Cone photoreceptors (cones) are essential for high-resolution daylight vision and colour perception. Loss of cones in hereditary retinal diseases has a dramatic impact on human vision. The mechanisms underlying cone death are poorly understood, and consequently, there are no treatments available. Previous studies suggest a central role for calcium (Ca2+) homeostasis deficits in photoreceptor degeneration; however, direct evidence for this is scarce and physiological measurements of Ca2+ in degenerating mammalian cones are lacking.

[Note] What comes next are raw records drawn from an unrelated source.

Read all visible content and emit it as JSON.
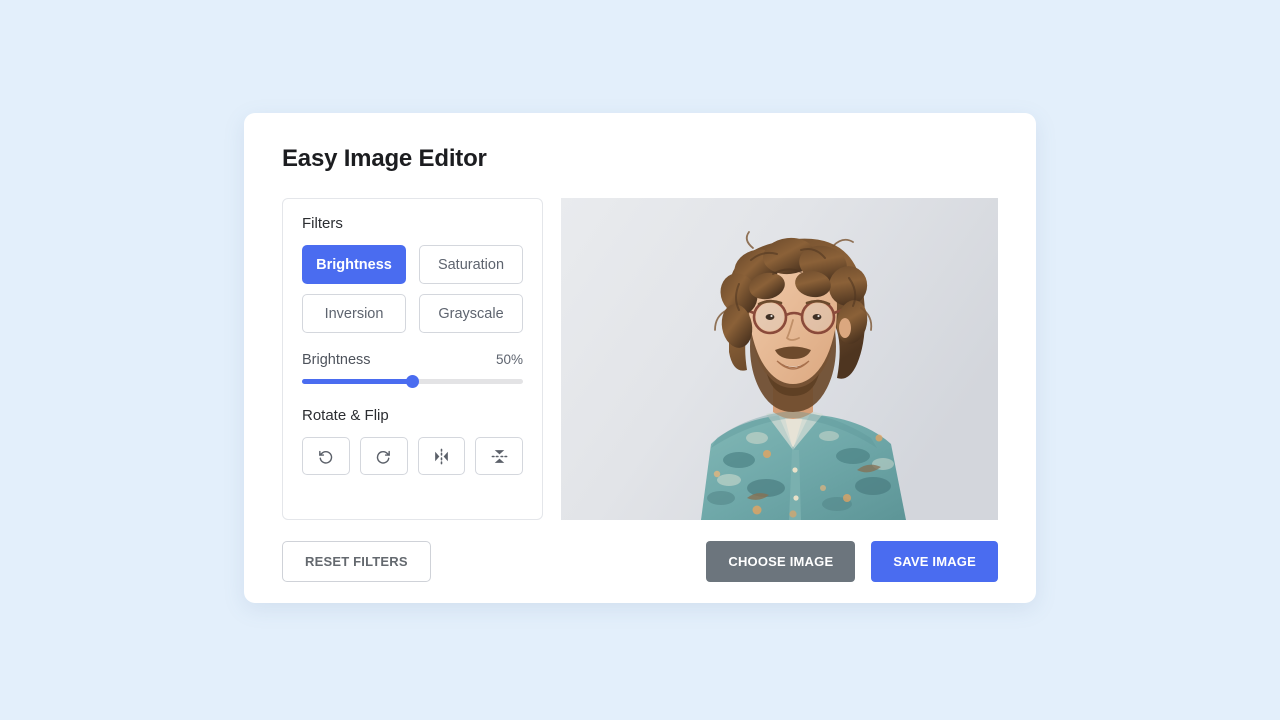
{
  "app": {
    "title": "Easy Image Editor",
    "background_color": "#e3effb",
    "card_color": "#ffffff",
    "accent_color": "#4a6cf0",
    "secondary_color": "#6c757d"
  },
  "filters": {
    "section_label": "Filters",
    "buttons": [
      {
        "label": "Brightness",
        "active": true
      },
      {
        "label": "Saturation",
        "active": false
      },
      {
        "label": "Inversion",
        "active": false
      },
      {
        "label": "Grayscale",
        "active": false
      }
    ],
    "slider": {
      "name": "Brightness",
      "value_label": "50%",
      "value": 50,
      "min": 0,
      "max": 100
    }
  },
  "rotate_flip": {
    "section_label": "Rotate & Flip",
    "buttons": [
      {
        "icon": "rotate-left-icon",
        "name": "rotate-left-button"
      },
      {
        "icon": "rotate-right-icon",
        "name": "rotate-right-button"
      },
      {
        "icon": "flip-horizontal-icon",
        "name": "flip-horizontal-button"
      },
      {
        "icon": "flip-vertical-icon",
        "name": "flip-vertical-button"
      }
    ]
  },
  "preview": {
    "alt": "Portrait photo of a smiling bearded man with curly hair, glasses and a teal floral shirt on a light gray background"
  },
  "footer": {
    "reset_label": "RESET FILTERS",
    "choose_label": "CHOOSE IMAGE",
    "save_label": "SAVE IMAGE"
  }
}
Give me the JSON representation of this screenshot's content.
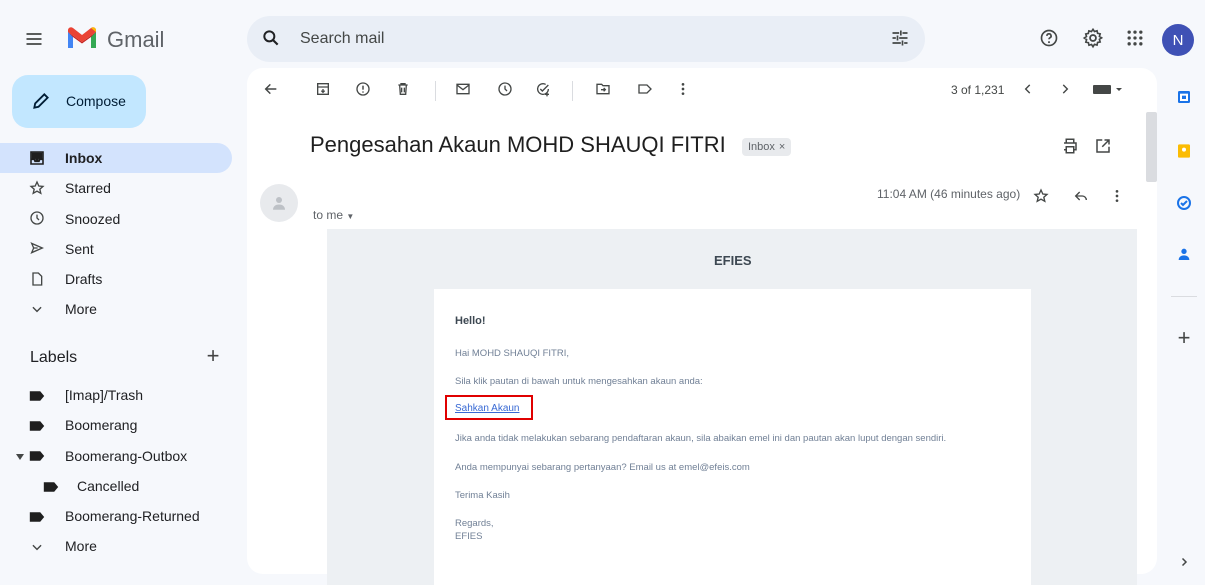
{
  "header": {
    "app_name": "Gmail",
    "search_placeholder": "Search mail",
    "avatar_initial": "N"
  },
  "sidebar": {
    "compose_label": "Compose",
    "items": [
      {
        "label": "Inbox",
        "icon": "inbox-icon"
      },
      {
        "label": "Starred",
        "icon": "star-icon"
      },
      {
        "label": "Snoozed",
        "icon": "clock-icon"
      },
      {
        "label": "Sent",
        "icon": "send-icon"
      },
      {
        "label": "Drafts",
        "icon": "draft-icon"
      },
      {
        "label": "More",
        "icon": "chevron-down-icon"
      }
    ],
    "labels_title": "Labels",
    "labels": [
      {
        "label": "[Imap]/Trash"
      },
      {
        "label": "Boomerang"
      },
      {
        "label": "Boomerang-Outbox"
      },
      {
        "label": "Cancelled"
      },
      {
        "label": "Boomerang-Returned"
      },
      {
        "label": "More"
      }
    ]
  },
  "toolbar": {
    "count": "3 of 1,231"
  },
  "message": {
    "subject": "Pengesahan Akaun MOHD SHAUQI FITRI",
    "label_chip": "Inbox",
    "recipient": "to me",
    "timestamp": "11:04 AM (46 minutes ago)"
  },
  "email_body": {
    "brand": "EFIES",
    "greeting": "Hello!",
    "line1": "Hai MOHD SHAUQI FITRI,",
    "line2": "Sila klik pautan di bawah untuk mengesahkan akaun anda:",
    "link_text": "Sahkan Akaun",
    "line3": "Jika anda tidak melakukan sebarang pendaftaran akaun, sila abaikan emel ini dan pautan akan luput dengan sendiri.",
    "line4": "Anda mempunyai sebarang pertanyaan? Email us at emel@efeis.com",
    "line5": "Terima Kasih",
    "regards": "Regards,",
    "signature": "EFIES"
  },
  "colors": {
    "accent": "#0b57d0",
    "compose_bg": "#c2e7ff",
    "active_nav": "#d3e3fd",
    "highlight_box": "#e00000"
  }
}
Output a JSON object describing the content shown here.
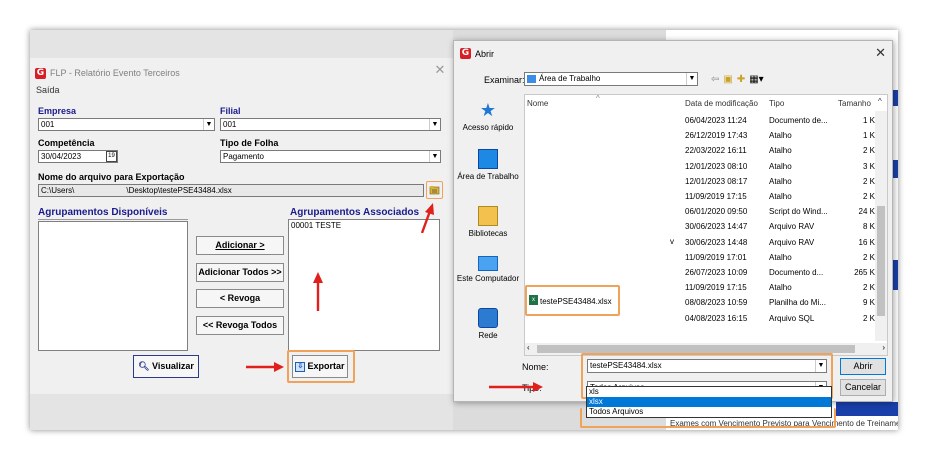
{
  "flp": {
    "title": "FLP - Relatório Evento Terceiros",
    "menu": "Saída",
    "empresa_label": "Empresa",
    "empresa_value": "001",
    "filial_label": "Filial",
    "filial_value": "001",
    "competencia_label": "Competência",
    "competencia_value": "30/04/2023",
    "tipo_folha_label": "Tipo de Folha",
    "tipo_folha_value": "Pagamento",
    "arquivo_label": "Nome do arquivo para Exportação",
    "arquivo_path_start": "C:\\Users\\",
    "arquivo_path_end": "\\Desktop\\testePSE43484.xlsx",
    "grp_disp_title": "Agrupamentos Disponíveis",
    "grp_assoc_title": "Agrupamentos Associados",
    "grp_assoc_items": [
      "00001 TESTE"
    ],
    "btn_adicionar": "Adicionar >",
    "btn_adicionar_todos": "Adicionar Todos >>",
    "btn_revoga": "< Revoga",
    "btn_revoga_todos": "<< Revoga Todos",
    "btn_visualizar": "Visualizar",
    "btn_exportar": "Exportar"
  },
  "dialog": {
    "title": "Abrir",
    "examinar_label": "Examinar:",
    "examinar_value": "Área de Trabalho",
    "sidebar": [
      "Acesso rápido",
      "Área de Trabalho",
      "Bibliotecas",
      "Este Computador",
      "Rede"
    ],
    "columns": [
      "Nome",
      "Data de modificação",
      "Tipo",
      "Tamanho"
    ],
    "rows": [
      {
        "date": "06/04/2023 11:24",
        "type": "Documento de...",
        "size": "1 K"
      },
      {
        "date": "26/12/2019 17:43",
        "type": "Atalho",
        "size": "1 K"
      },
      {
        "date": "22/03/2022 16:11",
        "type": "Atalho",
        "size": "2 K"
      },
      {
        "date": "12/01/2023 08:10",
        "type": "Atalho",
        "size": "3 K"
      },
      {
        "date": "12/01/2023 08:17",
        "type": "Atalho",
        "size": "2 K"
      },
      {
        "date": "11/09/2019 17:15",
        "type": "Atalho",
        "size": "2 K"
      },
      {
        "date": "06/01/2020 09:50",
        "type": "Script do Wind...",
        "size": "24 K"
      },
      {
        "date": "30/06/2023 14:47",
        "type": "Arquivo RAV",
        "size": "8 K"
      },
      {
        "date": "30/06/2023 14:48",
        "type": "Arquivo RAV",
        "size": "16 K"
      },
      {
        "date": "11/09/2019 17:01",
        "type": "Atalho",
        "size": "2 K"
      },
      {
        "date": "26/07/2023 10:09",
        "type": "Documento d...",
        "size": "265 K"
      },
      {
        "date": "11/09/2019 17:15",
        "type": "Atalho",
        "size": "2 K"
      },
      {
        "date": "08/08/2023 10:59",
        "type": "Planilha do Mi...",
        "size": "9 K"
      },
      {
        "date": "04/08/2023 16:15",
        "type": "Arquivo SQL",
        "size": "2 K"
      }
    ],
    "file_name": "testePSE43484.xlsx",
    "nome_label": "Nome:",
    "nome_value": "testePSE43484.xlsx",
    "tipo_label": "Tipo:",
    "tipo_value": "Todos Arquivos",
    "tipo_options": [
      "xls",
      "xlsx",
      "Todos Arquivos"
    ],
    "btn_abrir": "Abrir",
    "btn_cancelar": "Cancelar"
  },
  "background": {
    "bottom_text_1": "Exames com Vencimento Previsto para",
    "bottom_text_2": "Vencimento de Treinamen"
  },
  "colors": {
    "label_blue": "#1a1a8c",
    "highlight_orange": "#f0a15a",
    "arrow_red": "#e0201c",
    "selection_blue": "#0078d7"
  }
}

Here, we took advantage of the transgenic HR2.1:TN-XL mouse line that expresses a genetically encoded Ca2+ biosensor exclusively in cones. We cross-bred this line with mouse models for primary (“cone photoreceptor function loss-1”, cpfl1) and secondary (“retinal degeneration-1”, rd1) cone degeneration, respectively, and assessed resting Ca2+ levels and light-evoked Ca2+ responses in cones using two-photon imaging. We found that Ca2+ dynamics were altered in cpfl1 cones, showing higher noise and variable Ca2+ levels, with significantly wider distribution than for wild-type and rd1 cones. Unexpectedly, up to 21% of cpfl1 cones still displayed light-evoked Ca2+ responses, which were larger and slower than wild-type responses. In contrast, genetically intact rd1 cones were characterized by lower noise and complete lack of visual function.
Our study demonstrates alterations in cone Ca2+ dynamics in both primary and secondary cone degeneration. Our results are consistent with the view that higher (fluctuating) cone Ca2+ levels are involved in photoreceptor cell death in primary (cpfl1) but not in secondary (rd1) cone degeneration. These findings may guide the future development of therapies targeting photoreceptor Ca2+ homeostasis.